Given records
=== Begin Enclosure ===

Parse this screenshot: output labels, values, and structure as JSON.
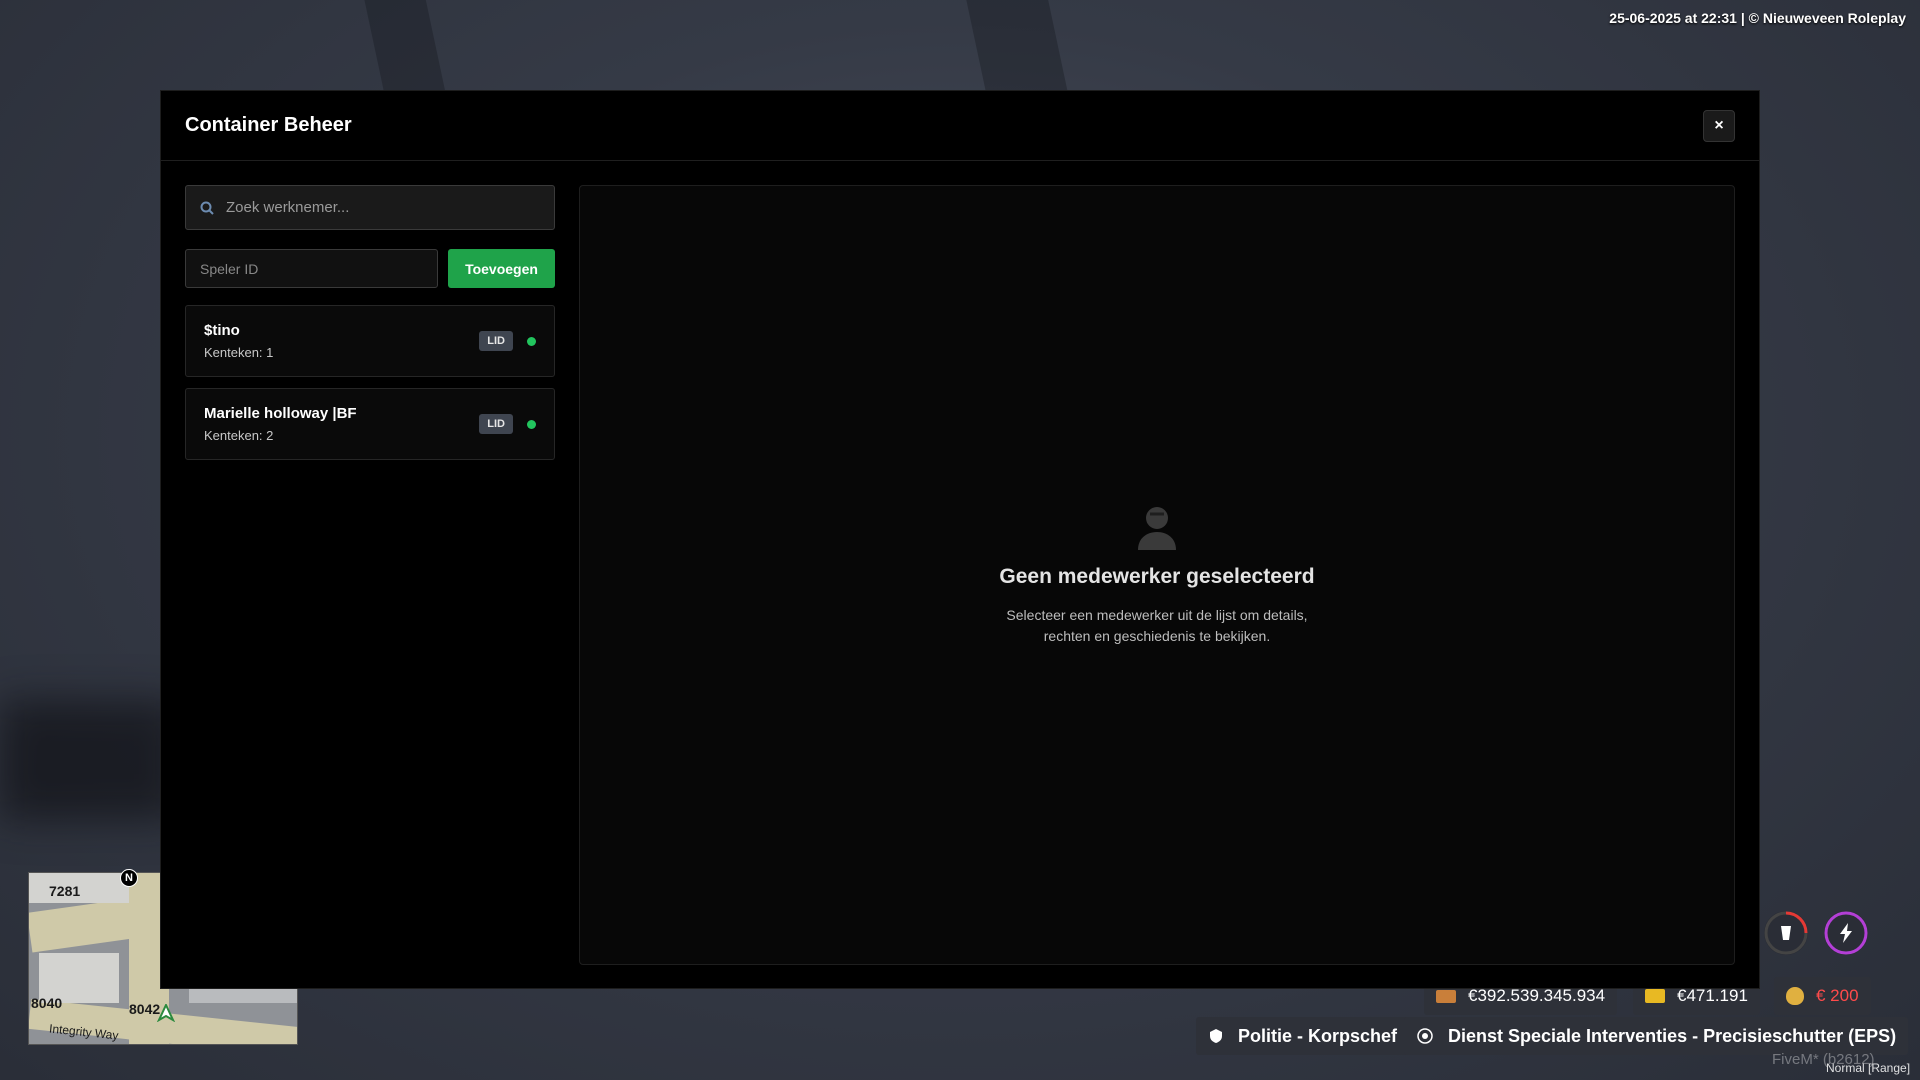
{
  "hud": {
    "timestamp": "25-06-2025 at 22:31 | © Nieuweveen Roleplay",
    "cash": "€392.539.345.934",
    "bank": "€471.191",
    "black_money": "€ 200",
    "job": "Politie - Korpschef",
    "grade": "Dienst Speciale Interventies - Precisieschutter (EPS)",
    "fivem": "FiveM* (b2612)",
    "mode": "Normal [Range]",
    "colors": {
      "cash_icon": "#c97f3a",
      "bank_icon": "#e8b923",
      "black_money": "#ff4b4b",
      "hunger_ring": "#e53935",
      "energy_ring": "#b33fd6"
    }
  },
  "minimap": {
    "labels": [
      "7281",
      "8040",
      "8042"
    ],
    "street": "Integrity Way",
    "north": "N"
  },
  "modal": {
    "title": "Container Beheer",
    "close_label": "×",
    "search_placeholder": "Zoek werknemer...",
    "player_id_placeholder": "Speler ID",
    "add_button": "Toevoegen",
    "employees": [
      {
        "name": "$tino",
        "plates": "Kenteken: 1",
        "role": "LID",
        "online": true
      },
      {
        "name": "Marielle holloway |BF",
        "plates": "Kenteken: 2",
        "role": "LID",
        "online": true
      }
    ],
    "empty_state": {
      "icon": "user-icon",
      "title": "Geen medewerker geselecteerd",
      "description_line1": "Selecteer een medewerker uit de lijst om details,",
      "description_line2": "rechten en geschiedenis te bekijken."
    },
    "accent_color": "#1fa34a"
  }
}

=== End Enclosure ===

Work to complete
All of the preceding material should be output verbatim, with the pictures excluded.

Solution for this problem
Parse this screenshot: output labels, values, and structure as JSON.
{
  "hud": {
    "timestamp": "25-06-2025 at 22:31 | © Nieuweveen Roleplay",
    "cash": "€392.539.345.934",
    "bank": "€471.191",
    "black_money": "€ 200",
    "job": "Politie - Korpschef",
    "grade": "Dienst Speciale Interventies - Precisieschutter (EPS)",
    "fivem": "FiveM* (b2612)",
    "mode": "Normal [Range]",
    "colors": {
      "cash_icon": "#c97f3a",
      "bank_icon": "#e8b923",
      "black_money": "#ff4b4b",
      "hunger_ring": "#e53935",
      "energy_ring": "#b33fd6"
    }
  },
  "minimap": {
    "labels": [
      "7281",
      "8040",
      "8042"
    ],
    "street": "Integrity Way",
    "north": "N"
  },
  "modal": {
    "title": "Container Beheer",
    "close_label": "×",
    "search_placeholder": "Zoek werknemer...",
    "player_id_placeholder": "Speler ID",
    "add_button": "Toevoegen",
    "employees": [
      {
        "name": "$tino",
        "plates": "Kenteken: 1",
        "role": "LID",
        "online": true
      },
      {
        "name": "Marielle holloway |BF",
        "plates": "Kenteken: 2",
        "role": "LID",
        "online": true
      }
    ],
    "empty_state": {
      "icon": "user-icon",
      "title": "Geen medewerker geselecteerd",
      "description_line1": "Selecteer een medewerker uit de lijst om details,",
      "description_line2": "rechten en geschiedenis te bekijken."
    },
    "accent_color": "#1fa34a"
  }
}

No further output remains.